But every once in a while, the look of video is justified by the story, and the plain and present look enhances the plot. Such was the case with The Blair Witch Project, and so it is with Interview with the Assassin.

The Second Gunman

Ex-marine Walter Ohlinger turns his back on Kennedy againRon Kobeleski (Dylan Haggerty) is a videographer for a TV station. Ron is almost always behind the camera — the entire movie is told from his camera’s point of view. He’s always wanted to do something bigger than television, and when his neighbor Walter (Raymond J. Barry) comes over, he gets the chance of a lifetime. Walter tells Ron to turn on his camera and then makes a startling revelation. “I was in Dallas, November 22nd, 1963.... I was the second gunman,” he says, referring to the Kennedy assassination.

Walter’s claim deserves, prima facie, to be rejected, and in fact Ron shares our disbelief. But Walter has a surprising wealth of details, including a cartridge casing that he says comes from the shot that killed Kennedy.

Ron takes the casing to a lab for testing, and nothing the lab tells him contradicts Walter’s story: it’s the right age, and it’s for the right type of rifle. Ron is (along with the audience) still skeptical, but Walter has an answer for every complaint. Ron, meanwhile, just keeps his camera rolling as they track down leads to corroborate or deny Walter’s story.

A Magic Bullet

Interview with the Assassin is surprisingly engaging. Once you get caught up in the story, there is no escape. Not only is the subject matter interesting, but the balance between “couldn’t be!” and “could it?” is struck perfectly.

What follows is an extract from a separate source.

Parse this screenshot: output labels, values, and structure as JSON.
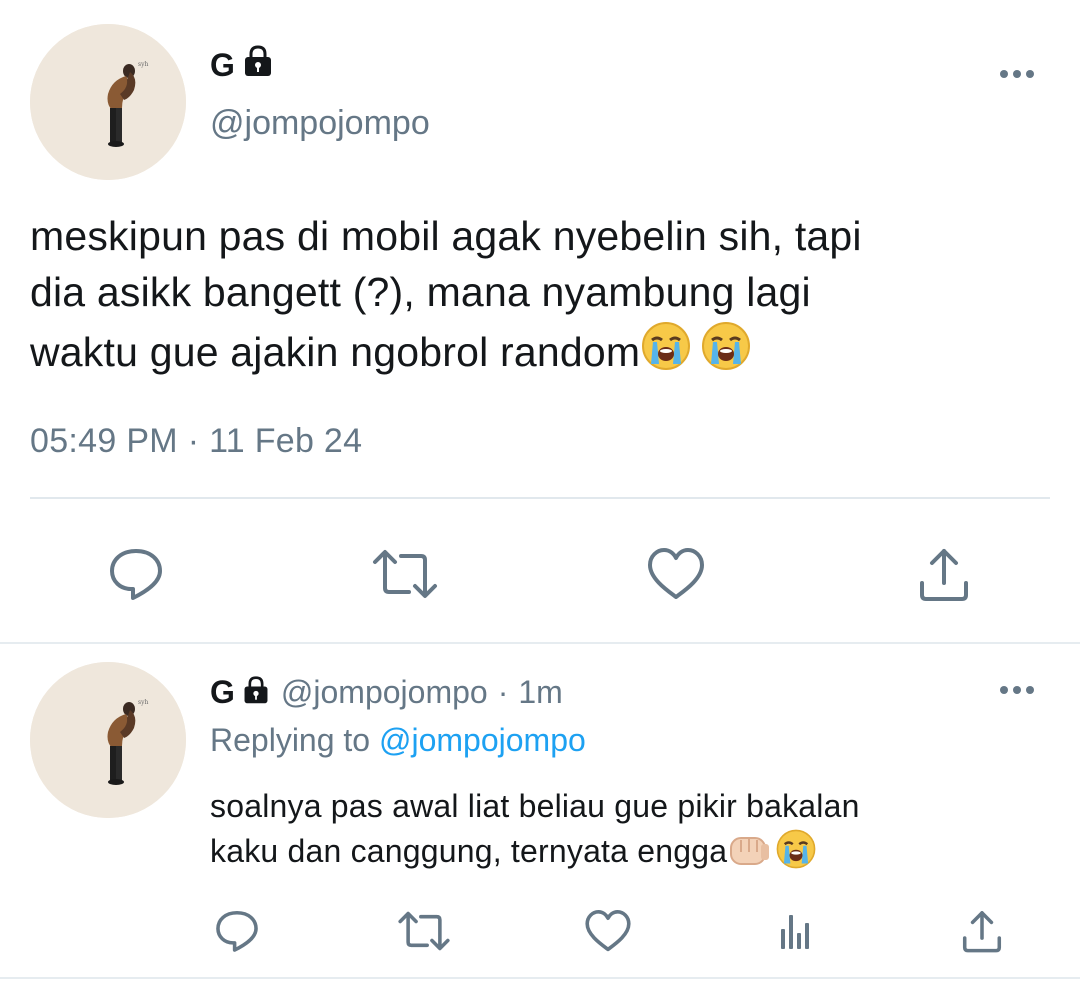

Clearly, it’s difficult to believe Walter’s story, but because Ron the cameraman shares our disbelief, we have an advocate on-screen. We want Walter to prove his outrageous claims, and so does Ron. Ron asks the same hard questions we would.

On the other hand, Walter obliges Ron with openness and honesty. Barry gives a masterful, convincing performance. Walter is telling the truth. The question is whether it’s the real truth or a madman’s fantasy. All we can do is sift through the evidence with Ron and look for a magic bullet.

True Believers and Skeptics

The two points of view are so well balanced that viewers can choose to side with the conspiracy theory or maintain their skepticism. The movie supports both views, even as Ron uncovers more and more facts.

Most surprisingly of all, writer/director Neil Burger is able to give this story a dramatic arc. He invents a climax and a coda, while still maintaining the all-important balance.

It’s difficult to fault Interview with The Assassin on any level. All I can come up with is that maybe a few of the shots Ron gets on his camera are a little too fortuitous to be believed. But unless you find the whole concept distasteful, there’s no reason to miss Interview with the Assassin.